→ **Task details**: For every entry, reproduce the wording exactly and omit any image it holds.

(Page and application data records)
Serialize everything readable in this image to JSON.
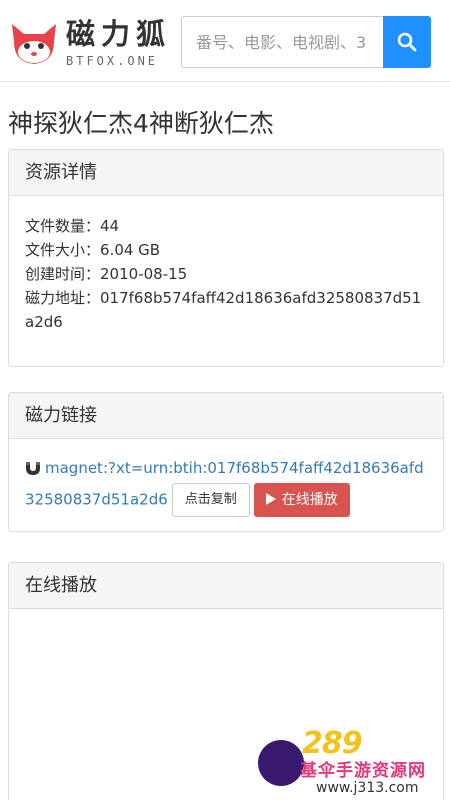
{
  "header": {
    "brand_cn": "磁力狐",
    "brand_en": "BTFOX.ONE",
    "search_placeholder": "番号、电影、电视剧、3"
  },
  "page_title": "神探狄仁杰4神断狄仁杰",
  "details": {
    "heading": "资源详情",
    "rows": [
      {
        "key": "文件数量：",
        "value": "44"
      },
      {
        "key": "文件大小：",
        "value": "6.04 GB"
      },
      {
        "key": "创建时间：",
        "value": "2010-08-15"
      },
      {
        "key": "磁力地址：",
        "value": "017f68b574faff42d18636afd32580837d51a2d6"
      }
    ]
  },
  "magnet": {
    "heading": "磁力链接",
    "link": "magnet:?xt=urn:btih:017f68b574faff42d18636afd32580837d51a2d6",
    "copy_label": "点击复制",
    "play_label": "在线播放"
  },
  "player": {
    "heading": "在线播放"
  },
  "watermark": {
    "num": "289",
    "name": "基伞手游资源网",
    "url": "www.j313.com"
  },
  "colors": {
    "accent": "#1e90ff",
    "link": "#337ab7",
    "danger": "#d9534f"
  }
}
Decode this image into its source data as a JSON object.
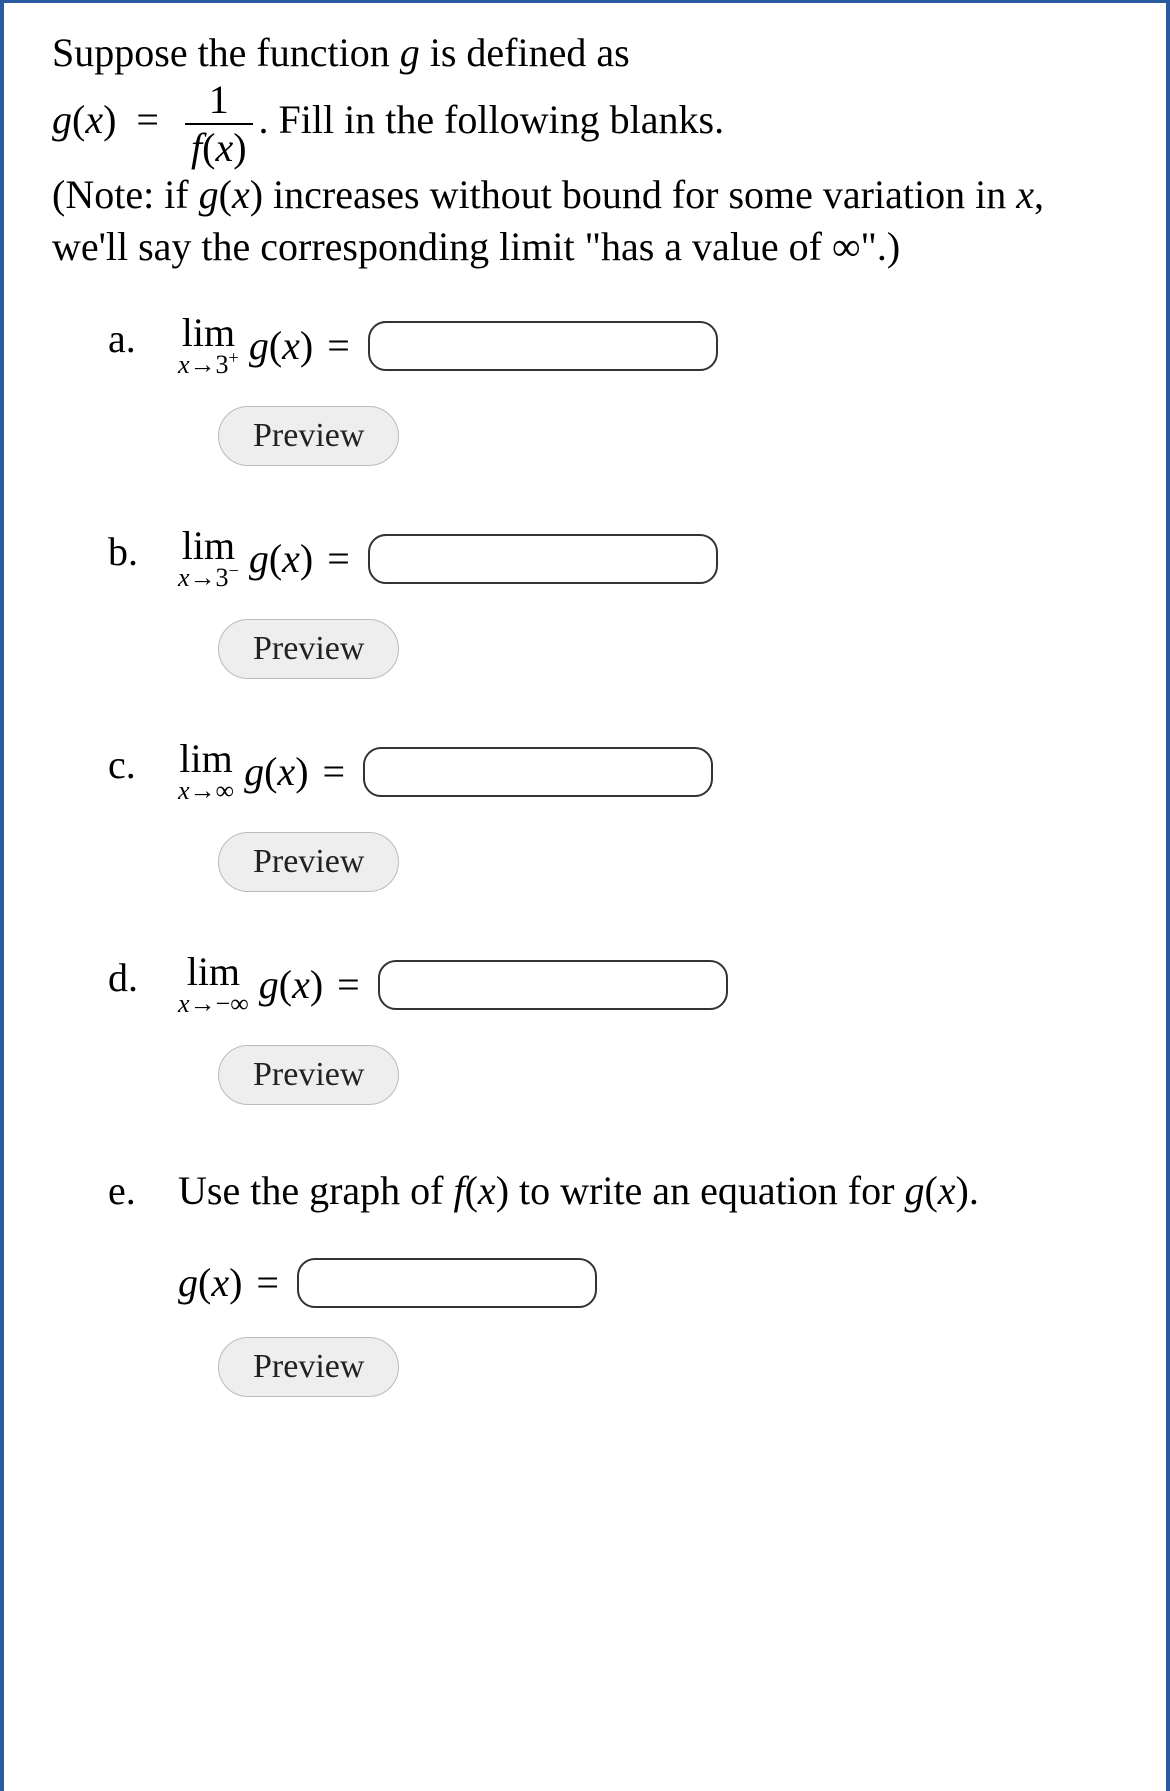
{
  "prompt": {
    "line1a": "Suppose the function ",
    "line1b": " is defined as",
    "g_of_x": "g(x)",
    "frac_numerator": "1",
    "frac_denominator": "f(x)",
    "fill_text": ". Fill in the following blanks.",
    "note": "(Note: if g(x) increases without bound for some variation in x, we'll say the corresponding limit \"has a value of ∞\".)"
  },
  "parts": {
    "a": {
      "marker": "a.",
      "lim_word": "lim",
      "lim_sub": "x→3",
      "lim_sup": "+",
      "func": "g(x)",
      "equals": "=",
      "preview": "Preview"
    },
    "b": {
      "marker": "b.",
      "lim_word": "lim",
      "lim_sub": "x→3",
      "lim_sup": "−",
      "func": "g(x)",
      "equals": "=",
      "preview": "Preview"
    },
    "c": {
      "marker": "c.",
      "lim_word": "lim",
      "lim_sub": "x→∞",
      "lim_sup": "",
      "func": "g(x)",
      "equals": "=",
      "preview": "Preview"
    },
    "d": {
      "marker": "d.",
      "lim_word": "lim",
      "lim_sub": "x→−∞",
      "lim_sup": "",
      "func": "g(x)",
      "equals": "=",
      "preview": "Preview"
    },
    "e": {
      "marker": "e.",
      "text": "Use the graph of f(x) to write an equation for g(x).",
      "gx": "g(x)",
      "equals": "=",
      "preview": "Preview"
    }
  }
}
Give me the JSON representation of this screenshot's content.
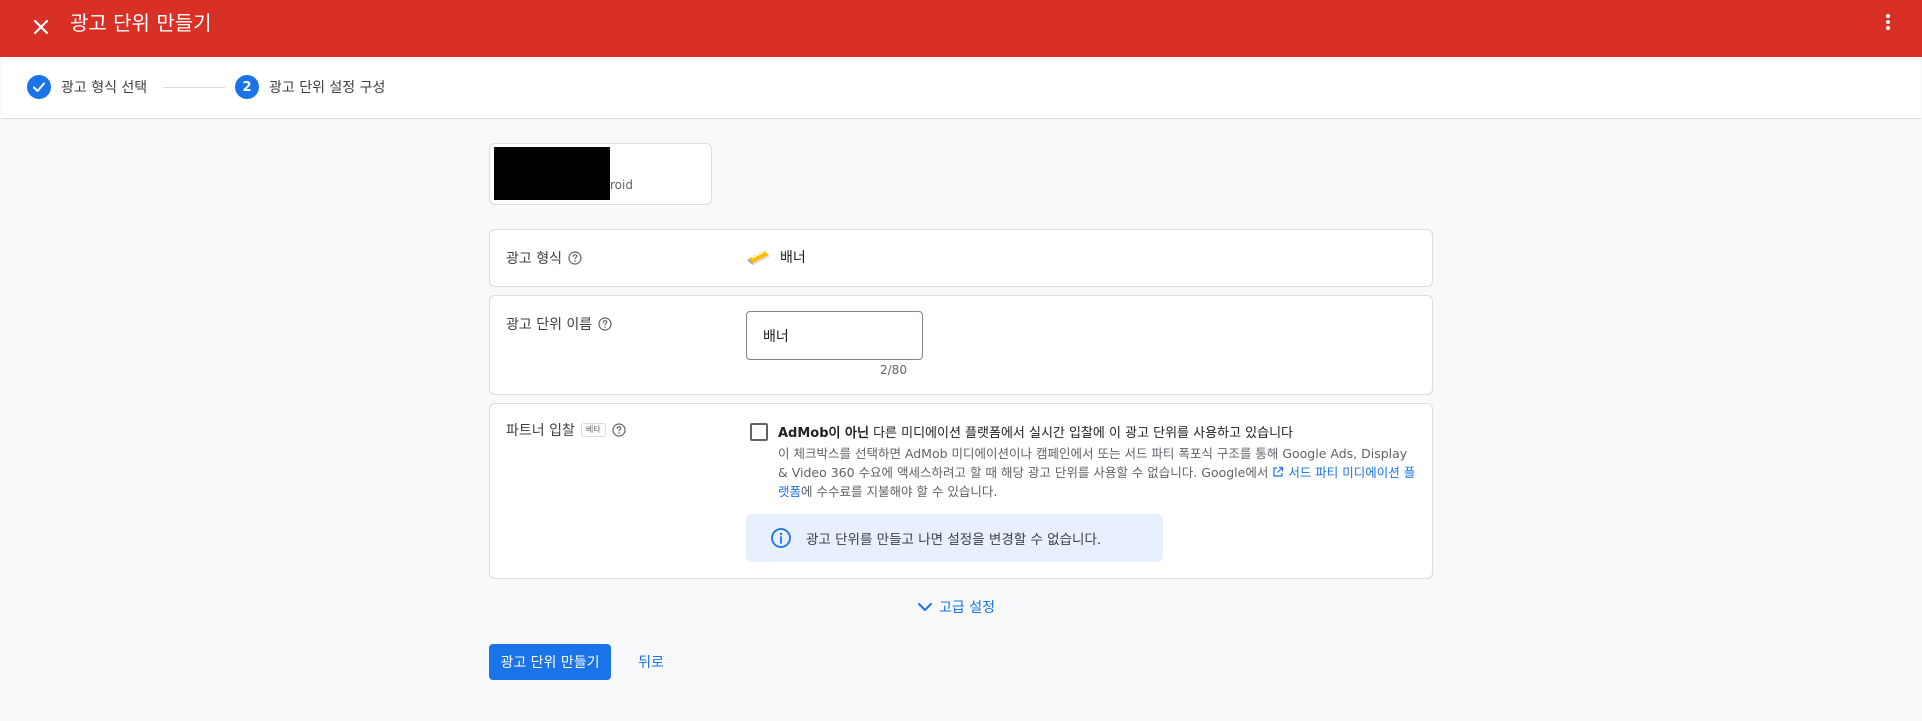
{
  "header": {
    "title": "광고 단위 만들기",
    "close_icon": "close-icon",
    "more_icon": "more-vert-icon",
    "bg_color": "#d93025"
  },
  "stepper": {
    "steps": [
      {
        "label": "광고 형식 선택",
        "state": "done"
      },
      {
        "label": "광고 단위 설정 구성",
        "state": "active",
        "number": "2"
      }
    ]
  },
  "app": {
    "name_suffix": "roid"
  },
  "ad_format": {
    "label": "광고 형식",
    "value": "배너"
  },
  "ad_unit_name": {
    "label": "광고 단위 이름",
    "value": "배너",
    "char_count": "2/80"
  },
  "partner_bidding": {
    "label": "파트너 입찰",
    "beta_badge": "베타",
    "checkbox_title_bold": "AdMob이 아닌",
    "checkbox_title_rest": " 다른 미디에이션 플랫폼에서 실시간 입찰에 이 광고 단위를 사용하고 있습니다",
    "description_1": "이 체크박스를 선택하면 AdMob 미디에이션이나 캠페인에서 또는 서드 파티 폭포식 구조를 통해 Google Ads, Display & Video 360 수요에 액세스하려고 할 때 해당 광고 단위를 사용할 수 없습니다. Google에서 ",
    "link_text": "서드 파티 미디에이션 플랫폼",
    "description_2": "에 수수료를 지불해야 할 수 있습니다.",
    "notice": "광고 단위를 만들고 나면 설정을 변경할 수 없습니다."
  },
  "advanced": {
    "label": "고급 설정"
  },
  "actions": {
    "create_label": "광고 단위 만들기",
    "back_label": "뒤로"
  },
  "colors": {
    "accent": "#1a73e8",
    "notice_bg": "#e8f0fe"
  }
}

→ **Result of this exercise**:
Serialize everything readable in this image to JSON.
{
  "header": {
    "brand_cn": "磁力狐",
    "brand_en": "BTFOX.ONE",
    "search_placeholder": "番号、电影、电视剧、3"
  },
  "page_title": "神探狄仁杰4神断狄仁杰",
  "details": {
    "heading": "资源详情",
    "rows": [
      {
        "key": "文件数量：",
        "value": "44"
      },
      {
        "key": "文件大小：",
        "value": "6.04 GB"
      },
      {
        "key": "创建时间：",
        "value": "2010-08-15"
      },
      {
        "key": "磁力地址：",
        "value": "017f68b574faff42d18636afd32580837d51a2d6"
      }
    ]
  },
  "magnet": {
    "heading": "磁力链接",
    "link": "magnet:?xt=urn:btih:017f68b574faff42d18636afd32580837d51a2d6",
    "copy_label": "点击复制",
    "play_label": "在线播放"
  },
  "player": {
    "heading": "在线播放"
  },
  "watermark": {
    "num": "289",
    "name": "基伞手游资源网",
    "url": "www.j313.com"
  },
  "colors": {
    "accent": "#1e90ff",
    "link": "#337ab7",
    "danger": "#d9534f"
  }
}
Decode this image into its source data as a JSON object.
{
  "prompt": {
    "line1a": "Suppose the function ",
    "line1b": " is defined as",
    "g_of_x": "g(x)",
    "frac_numerator": "1",
    "frac_denominator": "f(x)",
    "fill_text": ". Fill in the following blanks.",
    "note": "(Note: if g(x) increases without bound for some variation in x, we'll say the corresponding limit \"has a value of ∞\".)"
  },
  "parts": {
    "a": {
      "marker": "a.",
      "lim_word": "lim",
      "lim_sub": "x→3",
      "lim_sup": "+",
      "func": "g(x)",
      "equals": "=",
      "preview": "Preview"
    },
    "b": {
      "marker": "b.",
      "lim_word": "lim",
      "lim_sub": "x→3",
      "lim_sup": "−",
      "func": "g(x)",
      "equals": "=",
      "preview": "Preview"
    },
    "c": {
      "marker": "c.",
      "lim_word": "lim",
      "lim_sub": "x→∞",
      "lim_sup": "",
      "func": "g(x)",
      "equals": "=",
      "preview": "Preview"
    },
    "d": {
      "marker": "d.",
      "lim_word": "lim",
      "lim_sub": "x→−∞",
      "lim_sup": "",
      "func": "g(x)",
      "equals": "=",
      "preview": "Preview"
    },
    "e": {
      "marker": "e.",
      "text": "Use the graph of f(x) to write an equation for g(x).",
      "gx": "g(x)",
      "equals": "=",
      "preview": "Preview"
    }
  }
}
Give me the JSON representation of this screenshot's content.
{
  "header": {
    "title": "광고 단위 만들기",
    "close_icon": "close-icon",
    "more_icon": "more-vert-icon",
    "bg_color": "#d93025"
  },
  "stepper": {
    "steps": [
      {
        "label": "광고 형식 선택",
        "state": "done"
      },
      {
        "label": "광고 단위 설정 구성",
        "state": "active",
        "number": "2"
      }
    ]
  },
  "app": {
    "name_suffix": "roid"
  },
  "ad_format": {
    "label": "광고 형식",
    "value": "배너"
  },
  "ad_unit_name": {
    "label": "광고 단위 이름",
    "value": "배너",
    "char_count": "2/80"
  },
  "partner_bidding": {
    "label": "파트너 입찰",
    "beta_badge": "베타",
    "checkbox_title_bold": "AdMob이 아닌",
    "checkbox_title_rest": " 다른 미디에이션 플랫폼에서 실시간 입찰에 이 광고 단위를 사용하고 있습니다",
    "description_1": "이 체크박스를 선택하면 AdMob 미디에이션이나 캠페인에서 또는 서드 파티 폭포식 구조를 통해 Google Ads, Display & Video 360 수요에 액세스하려고 할 때 해당 광고 단위를 사용할 수 없습니다. Google에서 ",
    "link_text": "서드 파티 미디에이션 플랫폼",
    "description_2": "에 수수료를 지불해야 할 수 있습니다.",
    "notice": "광고 단위를 만들고 나면 설정을 변경할 수 없습니다."
  },
  "advanced": {
    "label": "고급 설정"
  },
  "actions": {
    "create_label": "광고 단위 만들기",
    "back_label": "뒤로"
  },
  "colors": {
    "accent": "#1a73e8",
    "notice_bg": "#e8f0fe"
  }
}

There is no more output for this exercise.